    Moving water carries soil particles and rock fragments (sediments)

    • As water moves faster it carries more sediment and larger particles.

    • As water slows down larger particles are deposited first. This causes sorting of particles to occur. Rivers move fastest and carry the most sediment during flooding

    1. Material worked and deposited by fresh water

      1. Alluvial Fans

        1. formed where stream gradients decrease quickly sediments fall out

        2. very common in mountain regions

        3. common in arid and semi-arid regions

        4. usually coarse textured generally well drained

      2. Floodplains and Terraces

        1. terraces represent remnants of older floodplains -river has downcut to a new floodplain leaving the older floodplain as a terrace

        2. soils on a floodplain are:

          relatively young-contain stratified material -generally very fertile -sediment deposited (often topsoil eroding from nearby or upstream)-on a world wide basis are some of the most important agricultural soils; these were the first soils farmed by man-are poor sites for intensive urban development

      3. Deltas

        1. formed when finer sediments carried by rivers are deposited into a large body of water (lake or ocean)-fertile soils but very wet-Mississippi and Nile river have two of the largest and most well known deltas.

        2. Soils formed on deltas are very wet, silty and clayey, very fertile-collect topsoil and chemicals from areas upstream.
  2. Marine Deposits

    1. Beach or shore deposit; sandy soils

      very little clay and organic matter

    2. Deep Water (off shore); salt water clayey soils

      These parent materials are usually already highly weathered before the soil formation processes start. The material has been weathered from the original rock, weathered and worked over in the river and stream systems,

      • quartz is usually the dominant mineral

      • Coastal plain soils are well developed.

      • generally have thick E and B horizons

  3. Glacial Deposits

    1. Glaciers form when:

      1. Annual snowfall is greater than snow melt

      2. Snow accumulates; it compresses into ice and begins to flow

    2. Glaciers carry material as they flow

      1. Glacial Till

        1. unconsolidated deposit containing any proportion of gravels, sands, clay, boulders.
        2. material deposited directly by the ice
      2. Glacial Outwash
        1. stratified deposits formed from meltwater

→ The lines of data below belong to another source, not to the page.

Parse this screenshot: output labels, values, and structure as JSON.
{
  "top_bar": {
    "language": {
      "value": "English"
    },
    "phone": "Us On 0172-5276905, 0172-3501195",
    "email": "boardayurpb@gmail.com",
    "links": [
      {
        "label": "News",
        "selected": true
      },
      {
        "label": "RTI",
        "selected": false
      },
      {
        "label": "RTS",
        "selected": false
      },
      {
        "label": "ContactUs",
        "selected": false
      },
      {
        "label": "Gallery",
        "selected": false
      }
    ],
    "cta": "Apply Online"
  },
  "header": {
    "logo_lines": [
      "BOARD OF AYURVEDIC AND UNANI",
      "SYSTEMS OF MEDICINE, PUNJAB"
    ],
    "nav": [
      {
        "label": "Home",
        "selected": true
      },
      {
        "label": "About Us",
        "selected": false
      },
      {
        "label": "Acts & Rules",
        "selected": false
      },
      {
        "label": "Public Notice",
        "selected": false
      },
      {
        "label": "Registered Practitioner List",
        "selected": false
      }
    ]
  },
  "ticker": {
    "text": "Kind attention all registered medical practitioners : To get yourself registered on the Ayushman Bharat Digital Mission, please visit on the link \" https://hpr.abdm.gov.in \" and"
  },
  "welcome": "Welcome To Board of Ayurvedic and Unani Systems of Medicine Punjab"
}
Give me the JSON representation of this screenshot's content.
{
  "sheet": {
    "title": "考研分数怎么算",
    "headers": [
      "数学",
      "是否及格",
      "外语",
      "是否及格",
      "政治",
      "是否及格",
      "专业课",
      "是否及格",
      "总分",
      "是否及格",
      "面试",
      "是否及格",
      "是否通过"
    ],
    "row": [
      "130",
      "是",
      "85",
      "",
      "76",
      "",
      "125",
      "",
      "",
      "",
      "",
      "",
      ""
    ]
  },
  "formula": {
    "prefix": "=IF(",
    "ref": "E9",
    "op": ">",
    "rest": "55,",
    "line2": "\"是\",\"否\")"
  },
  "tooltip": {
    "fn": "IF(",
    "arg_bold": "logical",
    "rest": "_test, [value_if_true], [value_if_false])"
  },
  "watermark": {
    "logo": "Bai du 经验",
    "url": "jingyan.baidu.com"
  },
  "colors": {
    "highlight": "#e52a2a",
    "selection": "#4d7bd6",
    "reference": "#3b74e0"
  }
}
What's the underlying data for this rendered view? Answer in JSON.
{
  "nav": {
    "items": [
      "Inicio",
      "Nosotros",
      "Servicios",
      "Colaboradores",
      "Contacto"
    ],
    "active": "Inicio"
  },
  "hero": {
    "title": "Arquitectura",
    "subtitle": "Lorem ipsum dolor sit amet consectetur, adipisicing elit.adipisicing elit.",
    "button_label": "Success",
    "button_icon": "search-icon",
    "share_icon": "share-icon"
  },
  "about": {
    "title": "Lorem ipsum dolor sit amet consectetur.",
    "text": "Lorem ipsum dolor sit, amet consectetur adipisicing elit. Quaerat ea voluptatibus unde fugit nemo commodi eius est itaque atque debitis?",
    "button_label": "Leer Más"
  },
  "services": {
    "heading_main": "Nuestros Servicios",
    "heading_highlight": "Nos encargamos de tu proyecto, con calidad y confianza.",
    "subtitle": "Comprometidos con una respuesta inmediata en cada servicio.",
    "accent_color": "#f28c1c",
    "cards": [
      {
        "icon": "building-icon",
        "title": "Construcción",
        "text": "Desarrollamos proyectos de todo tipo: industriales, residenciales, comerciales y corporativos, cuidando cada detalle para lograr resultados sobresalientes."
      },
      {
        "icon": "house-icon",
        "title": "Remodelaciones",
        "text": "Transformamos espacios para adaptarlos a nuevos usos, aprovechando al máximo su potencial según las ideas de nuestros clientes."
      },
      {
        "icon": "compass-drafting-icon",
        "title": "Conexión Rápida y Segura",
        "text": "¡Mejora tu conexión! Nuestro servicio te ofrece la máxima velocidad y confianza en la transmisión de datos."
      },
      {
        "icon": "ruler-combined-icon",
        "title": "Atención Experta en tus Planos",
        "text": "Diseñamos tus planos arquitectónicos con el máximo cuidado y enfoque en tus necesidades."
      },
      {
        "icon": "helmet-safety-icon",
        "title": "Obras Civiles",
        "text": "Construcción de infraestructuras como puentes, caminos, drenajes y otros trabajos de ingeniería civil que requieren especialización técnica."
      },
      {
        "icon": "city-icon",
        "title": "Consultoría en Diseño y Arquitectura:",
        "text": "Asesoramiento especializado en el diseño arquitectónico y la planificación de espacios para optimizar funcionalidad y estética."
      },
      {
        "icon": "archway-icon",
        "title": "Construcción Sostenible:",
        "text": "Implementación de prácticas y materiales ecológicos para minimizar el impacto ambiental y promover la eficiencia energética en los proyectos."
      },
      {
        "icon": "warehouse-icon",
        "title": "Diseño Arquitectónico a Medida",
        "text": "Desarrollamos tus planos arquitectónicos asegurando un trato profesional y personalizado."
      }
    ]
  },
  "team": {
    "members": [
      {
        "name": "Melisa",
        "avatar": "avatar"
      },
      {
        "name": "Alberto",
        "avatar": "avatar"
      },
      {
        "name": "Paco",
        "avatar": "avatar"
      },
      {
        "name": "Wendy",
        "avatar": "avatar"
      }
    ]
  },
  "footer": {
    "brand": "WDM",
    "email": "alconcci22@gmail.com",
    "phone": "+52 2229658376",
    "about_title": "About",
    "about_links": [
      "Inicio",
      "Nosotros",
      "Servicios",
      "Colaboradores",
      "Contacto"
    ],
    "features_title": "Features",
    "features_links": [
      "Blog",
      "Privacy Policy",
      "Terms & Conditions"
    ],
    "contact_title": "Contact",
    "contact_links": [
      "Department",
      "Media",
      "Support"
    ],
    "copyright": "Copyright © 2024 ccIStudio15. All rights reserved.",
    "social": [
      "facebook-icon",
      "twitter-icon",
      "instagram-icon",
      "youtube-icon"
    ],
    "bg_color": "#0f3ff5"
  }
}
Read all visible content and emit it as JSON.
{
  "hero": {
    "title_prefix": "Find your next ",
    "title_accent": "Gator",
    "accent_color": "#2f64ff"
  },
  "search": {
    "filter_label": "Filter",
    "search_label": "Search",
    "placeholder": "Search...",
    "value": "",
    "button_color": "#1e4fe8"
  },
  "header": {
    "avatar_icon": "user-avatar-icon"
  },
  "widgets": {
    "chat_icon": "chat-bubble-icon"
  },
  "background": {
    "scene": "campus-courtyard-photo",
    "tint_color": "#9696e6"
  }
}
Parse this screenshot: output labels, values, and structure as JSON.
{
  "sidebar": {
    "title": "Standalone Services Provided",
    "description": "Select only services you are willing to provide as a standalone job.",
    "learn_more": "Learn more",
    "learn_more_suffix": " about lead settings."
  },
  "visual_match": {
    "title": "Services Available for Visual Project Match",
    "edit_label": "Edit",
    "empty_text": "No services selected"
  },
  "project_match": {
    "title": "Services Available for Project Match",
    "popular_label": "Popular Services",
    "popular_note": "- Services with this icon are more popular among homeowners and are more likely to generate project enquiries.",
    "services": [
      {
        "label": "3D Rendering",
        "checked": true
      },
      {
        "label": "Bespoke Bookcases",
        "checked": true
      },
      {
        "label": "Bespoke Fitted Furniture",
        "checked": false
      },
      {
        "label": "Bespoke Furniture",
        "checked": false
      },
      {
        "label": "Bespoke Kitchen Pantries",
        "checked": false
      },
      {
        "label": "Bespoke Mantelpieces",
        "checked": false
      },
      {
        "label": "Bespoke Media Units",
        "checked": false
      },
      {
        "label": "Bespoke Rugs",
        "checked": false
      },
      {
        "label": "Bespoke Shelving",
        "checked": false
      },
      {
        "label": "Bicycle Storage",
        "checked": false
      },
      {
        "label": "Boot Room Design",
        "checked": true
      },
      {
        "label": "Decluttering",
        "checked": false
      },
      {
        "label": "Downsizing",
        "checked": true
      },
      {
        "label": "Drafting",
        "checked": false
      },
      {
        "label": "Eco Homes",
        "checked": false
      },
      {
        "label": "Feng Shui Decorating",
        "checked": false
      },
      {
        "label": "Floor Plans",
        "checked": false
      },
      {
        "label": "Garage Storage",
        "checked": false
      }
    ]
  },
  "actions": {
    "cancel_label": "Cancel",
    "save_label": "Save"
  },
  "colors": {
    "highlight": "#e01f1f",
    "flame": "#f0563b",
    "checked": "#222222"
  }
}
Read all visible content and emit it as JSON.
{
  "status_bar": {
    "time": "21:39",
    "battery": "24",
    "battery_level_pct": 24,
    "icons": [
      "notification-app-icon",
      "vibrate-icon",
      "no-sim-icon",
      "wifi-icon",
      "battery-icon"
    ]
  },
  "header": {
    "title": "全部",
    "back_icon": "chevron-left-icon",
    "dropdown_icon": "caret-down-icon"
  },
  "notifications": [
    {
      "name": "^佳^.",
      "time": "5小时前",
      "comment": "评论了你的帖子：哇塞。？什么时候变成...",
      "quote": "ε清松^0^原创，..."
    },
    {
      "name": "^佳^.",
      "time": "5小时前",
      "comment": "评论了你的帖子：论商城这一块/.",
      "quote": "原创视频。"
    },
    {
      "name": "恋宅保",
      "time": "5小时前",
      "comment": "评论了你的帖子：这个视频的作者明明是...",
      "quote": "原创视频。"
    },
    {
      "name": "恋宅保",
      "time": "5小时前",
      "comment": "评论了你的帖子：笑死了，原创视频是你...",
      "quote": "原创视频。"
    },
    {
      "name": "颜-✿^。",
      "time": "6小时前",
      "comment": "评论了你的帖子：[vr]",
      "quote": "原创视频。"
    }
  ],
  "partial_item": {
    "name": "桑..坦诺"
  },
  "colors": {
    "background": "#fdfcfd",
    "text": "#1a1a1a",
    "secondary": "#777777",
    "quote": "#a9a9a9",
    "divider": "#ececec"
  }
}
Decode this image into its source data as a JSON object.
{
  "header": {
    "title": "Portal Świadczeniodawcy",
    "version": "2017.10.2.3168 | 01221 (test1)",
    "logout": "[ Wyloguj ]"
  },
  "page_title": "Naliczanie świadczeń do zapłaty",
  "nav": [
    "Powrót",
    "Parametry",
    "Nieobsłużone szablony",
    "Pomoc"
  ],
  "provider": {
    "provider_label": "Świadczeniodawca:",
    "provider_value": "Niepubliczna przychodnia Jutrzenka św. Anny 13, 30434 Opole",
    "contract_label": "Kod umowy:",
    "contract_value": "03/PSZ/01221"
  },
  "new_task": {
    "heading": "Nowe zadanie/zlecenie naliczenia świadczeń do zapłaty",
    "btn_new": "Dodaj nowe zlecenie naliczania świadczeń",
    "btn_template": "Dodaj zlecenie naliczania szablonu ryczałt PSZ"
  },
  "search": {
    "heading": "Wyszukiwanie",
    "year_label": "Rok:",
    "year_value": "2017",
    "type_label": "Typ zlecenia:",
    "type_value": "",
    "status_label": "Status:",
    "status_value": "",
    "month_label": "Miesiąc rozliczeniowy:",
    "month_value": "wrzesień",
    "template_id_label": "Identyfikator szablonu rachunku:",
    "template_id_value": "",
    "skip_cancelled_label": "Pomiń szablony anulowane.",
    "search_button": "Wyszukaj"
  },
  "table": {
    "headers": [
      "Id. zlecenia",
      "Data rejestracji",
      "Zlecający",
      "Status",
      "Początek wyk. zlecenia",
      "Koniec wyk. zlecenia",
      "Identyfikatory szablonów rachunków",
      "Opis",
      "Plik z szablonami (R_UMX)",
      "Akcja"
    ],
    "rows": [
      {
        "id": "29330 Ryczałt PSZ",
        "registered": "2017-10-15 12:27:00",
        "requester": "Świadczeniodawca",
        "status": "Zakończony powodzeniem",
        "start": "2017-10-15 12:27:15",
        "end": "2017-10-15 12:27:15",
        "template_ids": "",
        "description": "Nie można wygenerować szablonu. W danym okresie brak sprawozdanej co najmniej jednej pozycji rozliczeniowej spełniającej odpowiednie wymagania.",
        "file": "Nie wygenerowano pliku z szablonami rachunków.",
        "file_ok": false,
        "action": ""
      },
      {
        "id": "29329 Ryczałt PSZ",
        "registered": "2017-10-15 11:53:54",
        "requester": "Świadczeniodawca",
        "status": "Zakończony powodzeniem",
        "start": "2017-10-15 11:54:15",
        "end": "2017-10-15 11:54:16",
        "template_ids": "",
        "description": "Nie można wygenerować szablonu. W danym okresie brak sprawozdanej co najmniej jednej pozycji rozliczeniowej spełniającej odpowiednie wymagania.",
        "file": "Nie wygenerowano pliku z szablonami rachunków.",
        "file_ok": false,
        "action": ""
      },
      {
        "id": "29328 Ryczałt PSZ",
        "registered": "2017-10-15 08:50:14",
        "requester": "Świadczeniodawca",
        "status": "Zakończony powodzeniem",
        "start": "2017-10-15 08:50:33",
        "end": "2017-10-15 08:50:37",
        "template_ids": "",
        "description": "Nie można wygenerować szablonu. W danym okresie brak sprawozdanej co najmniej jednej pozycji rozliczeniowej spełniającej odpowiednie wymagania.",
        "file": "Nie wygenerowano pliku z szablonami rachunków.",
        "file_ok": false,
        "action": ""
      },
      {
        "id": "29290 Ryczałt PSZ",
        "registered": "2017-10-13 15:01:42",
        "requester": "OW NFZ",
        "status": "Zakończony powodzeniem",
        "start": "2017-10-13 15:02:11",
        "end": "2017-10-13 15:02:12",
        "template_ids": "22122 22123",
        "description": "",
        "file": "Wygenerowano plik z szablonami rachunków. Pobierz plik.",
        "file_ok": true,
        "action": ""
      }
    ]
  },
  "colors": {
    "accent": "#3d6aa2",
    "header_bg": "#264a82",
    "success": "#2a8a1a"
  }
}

        2. large flushes of meltwater in the summer allowed for the deposition of fairly large rocks and boulders

        3. course, gravelly, sandy, stratified

  4. Wind Deposits

    Eolian Deposits

    1. Loess (pronounced) "luss"

      1. silt-sized particles deposited by wind

      2. in U,S, loess originated from dry floodplains of glacial streams

      3. Rock flower, this material caps some of the most important agricultural land in the U.S. The Corn belt states grow corn on soils that have developed from this material.

     

    1. Sand Dunes

      1. locally important in N.C.; beaches, outer Banks, Sandhills

      2. These are all one grain size, sand size

    2. Volcanic ash

      1. ash from volcanoes

      2. important in the Pacific Northwest

  5. Colluvium
    • material moved and deposited by gravity

    • aided by frost action and steep slopes

    • landslides, any sort of soil slip

    • stony soils

  6. Man

    Strip mine soils, garbage dumps, daily cover landfills, polders, etc... All of the se show mans influence on the movement of material. After these materials are moved new soil may begin to form in the newly deposited material.
  7. Organic Parent Material

    • vegetative production exceeds decomposition organic soils are generally peats and mucks

    • usually in poorly drained areas; swamps and marshes

    • oxidation of organic material limited by

    • lack of oxygen

    • too much water

    There are two general types of organic material

    Peat- plant parts are identifiable

    Muck - plant parts are not identifiable: more decomposed